_Dataset entries:_
┄┄┄┄┄┄┄┄┄┄

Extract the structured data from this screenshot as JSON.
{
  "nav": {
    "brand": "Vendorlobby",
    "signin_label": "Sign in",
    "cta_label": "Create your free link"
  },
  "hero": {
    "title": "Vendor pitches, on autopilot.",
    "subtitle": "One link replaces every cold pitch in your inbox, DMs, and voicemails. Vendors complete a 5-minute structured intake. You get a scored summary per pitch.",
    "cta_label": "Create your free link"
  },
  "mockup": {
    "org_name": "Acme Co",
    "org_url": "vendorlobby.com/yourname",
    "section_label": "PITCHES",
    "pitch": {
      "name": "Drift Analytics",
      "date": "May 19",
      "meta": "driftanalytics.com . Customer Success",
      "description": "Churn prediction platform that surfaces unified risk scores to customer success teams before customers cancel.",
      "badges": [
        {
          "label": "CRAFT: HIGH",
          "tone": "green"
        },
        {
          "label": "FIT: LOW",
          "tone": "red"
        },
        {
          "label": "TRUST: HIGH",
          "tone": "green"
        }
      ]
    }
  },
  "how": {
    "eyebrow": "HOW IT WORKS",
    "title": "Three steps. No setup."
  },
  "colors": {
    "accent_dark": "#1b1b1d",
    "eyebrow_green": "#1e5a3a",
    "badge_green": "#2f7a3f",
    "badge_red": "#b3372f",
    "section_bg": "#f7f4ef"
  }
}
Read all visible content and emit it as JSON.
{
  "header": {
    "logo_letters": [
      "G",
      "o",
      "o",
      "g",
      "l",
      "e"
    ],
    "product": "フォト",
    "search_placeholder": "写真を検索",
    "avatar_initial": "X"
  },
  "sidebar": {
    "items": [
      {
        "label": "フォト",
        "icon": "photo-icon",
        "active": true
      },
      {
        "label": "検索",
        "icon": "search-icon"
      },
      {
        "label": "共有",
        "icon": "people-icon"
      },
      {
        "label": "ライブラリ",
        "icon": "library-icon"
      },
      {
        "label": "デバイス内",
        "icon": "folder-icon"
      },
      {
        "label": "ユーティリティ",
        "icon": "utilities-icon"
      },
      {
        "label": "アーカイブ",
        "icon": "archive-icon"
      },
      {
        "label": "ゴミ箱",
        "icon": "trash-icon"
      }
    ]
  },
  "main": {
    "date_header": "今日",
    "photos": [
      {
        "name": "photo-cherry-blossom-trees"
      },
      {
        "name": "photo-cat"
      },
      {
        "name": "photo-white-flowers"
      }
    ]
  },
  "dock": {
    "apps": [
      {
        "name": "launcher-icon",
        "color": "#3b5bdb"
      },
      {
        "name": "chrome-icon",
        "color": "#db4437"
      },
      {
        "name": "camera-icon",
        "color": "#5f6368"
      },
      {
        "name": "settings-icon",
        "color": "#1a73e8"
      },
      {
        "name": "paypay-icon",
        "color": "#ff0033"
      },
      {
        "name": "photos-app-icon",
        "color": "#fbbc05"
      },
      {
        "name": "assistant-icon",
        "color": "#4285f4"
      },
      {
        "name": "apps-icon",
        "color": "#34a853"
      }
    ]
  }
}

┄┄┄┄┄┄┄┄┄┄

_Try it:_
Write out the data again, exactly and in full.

_The answer:_
Extract the structured data from this screenshot as JSON.
{
  "nav": {
    "brand": "Vendorlobby",
    "signin_label": "Sign in",
    "cta_label": "Create your free link"
  },
  "hero": {
    "title": "Vendor pitches, on autopilot.",
    "subtitle": "One link replaces every cold pitch in your inbox, DMs, and voicemails. Vendors complete a 5-minute structured intake. You get a scored summary per pitch.",
    "cta_label": "Create your free link"
  },
  "mockup": {
    "org_name": "Acme Co",
    "org_url": "vendorlobby.com/yourname",
    "section_label": "PITCHES",
    "pitch": {
      "name": "Drift Analytics",
      "date": "May 19",
      "meta": "driftanalytics.com . Customer Success",
      "description": "Churn prediction platform that surfaces unified risk scores to customer success teams before customers cancel.",
      "badges": [
        {
          "label": "CRAFT: HIGH",
          "tone": "green"
        },
        {
          "label": "FIT: LOW",
          "tone": "red"
        },
        {
          "label": "TRUST: HIGH",
          "tone": "green"
        }
      ]
    }
  },
  "how": {
    "eyebrow": "HOW IT WORKS",
    "title": "Three steps. No setup."
  },
  "colors": {
    "accent_dark": "#1b1b1d",
    "eyebrow_green": "#1e5a3a",
    "badge_green": "#2f7a3f",
    "badge_red": "#b3372f",
    "section_bg": "#f7f4ef"
  }
}
Read all visible content and emit it as JSON.
{
  "header": {
    "logo_letters": [
      "G",
      "o",
      "o",
      "g",
      "l",
      "e"
    ],
    "product": "フォト",
    "search_placeholder": "写真を検索",
    "avatar_initial": "X"
  },
  "sidebar": {
    "items": [
      {
        "label": "フォト",
        "icon": "photo-icon",
        "active": true
      },
      {
        "label": "検索",
        "icon": "search-icon"
      },
      {
        "label": "共有",
        "icon": "people-icon"
      },
      {
        "label": "ライブラリ",
        "icon": "library-icon"
      },
      {
        "label": "デバイス内",
        "icon": "folder-icon"
      },
      {
        "label": "ユーティリティ",
        "icon": "utilities-icon"
      },
      {
        "label": "アーカイブ",
        "icon": "archive-icon"
      },
      {
        "label": "ゴミ箱",
        "icon": "trash-icon"
      }
    ]
  },
  "main": {
    "date_header": "今日",
    "photos": [
      {
        "name": "photo-cherry-blossom-trees"
      },
      {
        "name": "photo-cat"
      },
      {
        "name": "photo-white-flowers"
      }
    ]
  },
  "dock": {
    "apps": [
      {
        "name": "launcher-icon",
        "color": "#3b5bdb"
      },
      {
        "name": "chrome-icon",
        "color": "#db4437"
      },
      {
        "name": "camera-icon",
        "color": "#5f6368"
      },
      {
        "name": "settings-icon",
        "color": "#1a73e8"
      },
      {
        "name": "paypay-icon",
        "color": "#ff0033"
      },
      {
        "name": "photos-app-icon",
        "color": "#fbbc05"
      },
      {
        "name": "assistant-icon",
        "color": "#4285f4"
      },
      {
        "name": "apps-icon",
        "color": "#34a853"
      }
    ]
  }
}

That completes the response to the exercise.